One sixth of Poland’s GDP is generated in the shadow economy. Informal economic activity is the result of excessive state regulation, weaker economic situation in some industries and low tax morale.
According to Baltic News Network, Lithuanian government plans to have EUR200m of revenues from the shadow economy
The GDP of Montenegro in the Q2’18 grew 4.9 per cent y/y, following a 4.5 per cent growth in the previous period.

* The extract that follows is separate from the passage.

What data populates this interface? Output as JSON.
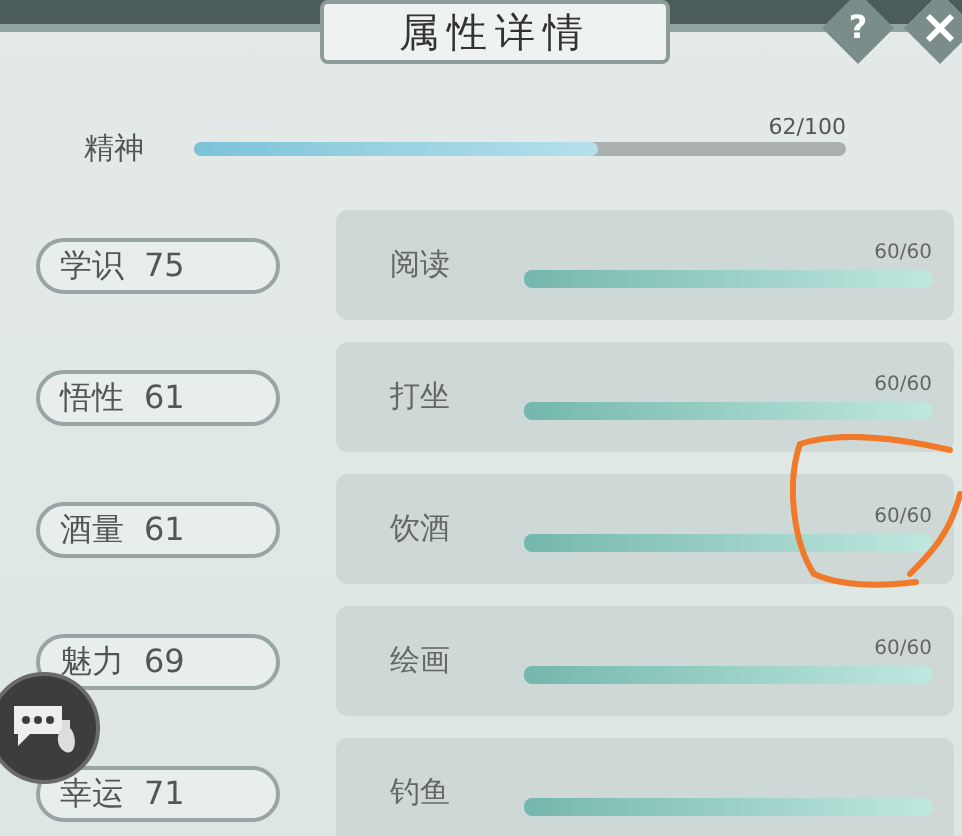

It was the strongest pace of expansion since the three months to June of 2017.
In 2015, the Serbian government adopted the National Program for Suppression of the Shadow Economy, which may be one of the largest in Europe.